My family is typical of the kind of Asians you'll find in the islands. My great grandparents from Japan and my great-great grandparents from China came over in the late 1800s/early 1900s to work on the sugar plantations, and we've been here ever since. I'm fourth generation American, neither of my parents speak their heritage language, and while my grandparents once knew theirs, they can now hardly understand them. I grew up celebrating Christmas and Thanksgiving, but also Chinese New Year and the mid-Autumn festival. My Japanese grandmother's specialties include nishime and kombumaki, but she can also cook up a mean from-scratch mac and cheese. 

And this is an extremely common experience in Hawaii. As someone whose family came over during the plantation era, you're very much American, but you also practice many of the customs that your ancestors brought over from the motherland. You know where you're from, but you're not exactly familiar with it. And even if your friends are of a different heritage, you know that you all share at least the fact that you're part of a hybrid culture. You all stand perfectly on the middle ground between the US and Asia. 

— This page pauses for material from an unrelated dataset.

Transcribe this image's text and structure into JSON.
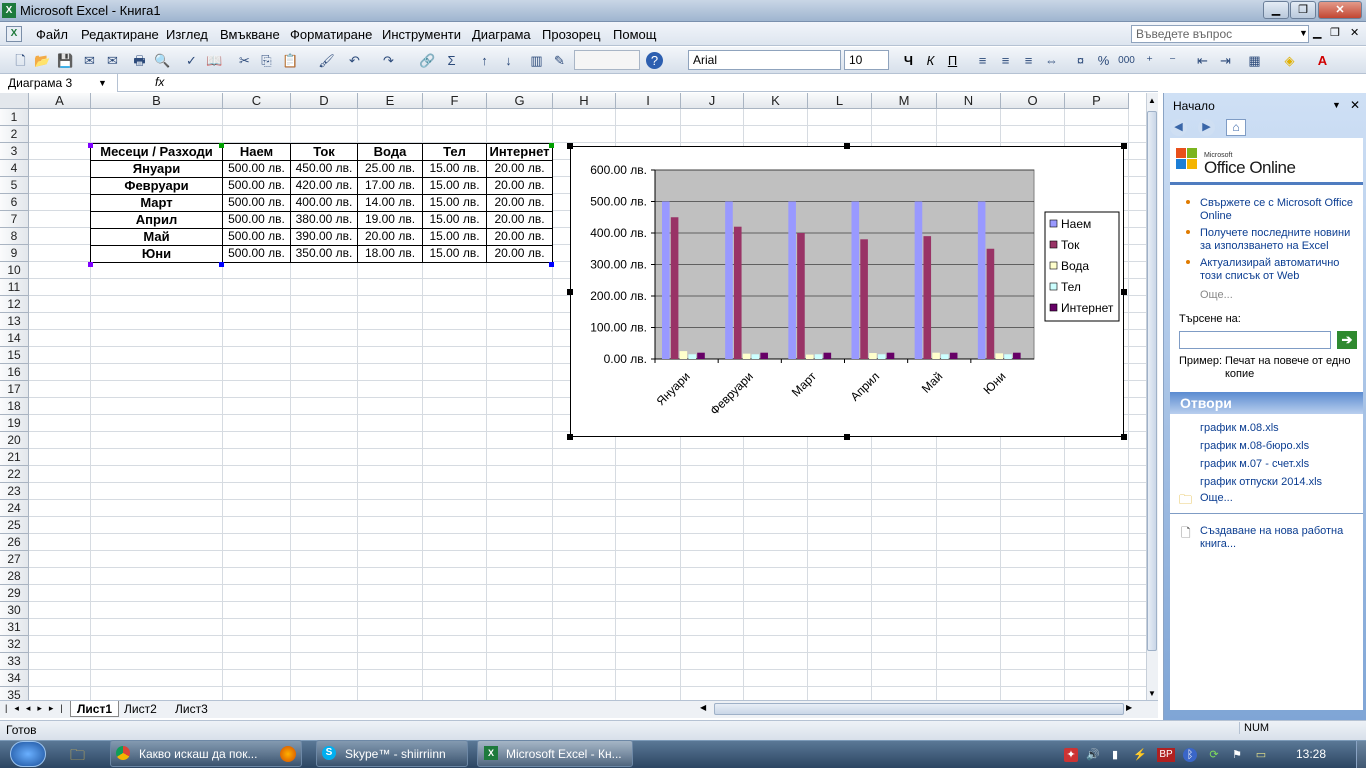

But because of that, once I got to Chicago for school, I found myself kind of...lost. Sure, there were a ton of other Asian people there, but they were real Asians. First or second generation, they grew up speaking their heritage language, still had family back in Asia, and actually knew the details of their customs. And trying to identify myself with them almost made me feel like an imposter. Compared to them, I felt watered-down, white-washed. But I definitely wasn't white either. 

I always took for granted the fact that I had a similar background to the people around me, and for the first time in my life, I was forced to think about what identity really means. For the first time in my life, I couldn't relate to the people around me, and they couldn't relate to me. It's really bizarre, feeling like you're not part of either the majority or minority. Heck, even when Fresh Off the Boat, a show praised for its portrayal of the Asian-American Dream, came out, I couldn't see myself in it.

I've come to think of myself as being on a spectrum with my Asian heritage on one side and my American-ness on the other. When I'm on the mainland, I'm forced toward the Asian side, as uncomfortable as it is, and when I'm in Japan, I lean heavily toward the American side, though I try my best to always introduce myself as being from Hawaii rather than the US. So far, the only place I find myself in balance is when I'm home in the islands, and maybe one day I'll prove myself wrong, but for now it really feels like it's the only place I can achieve equilibrium.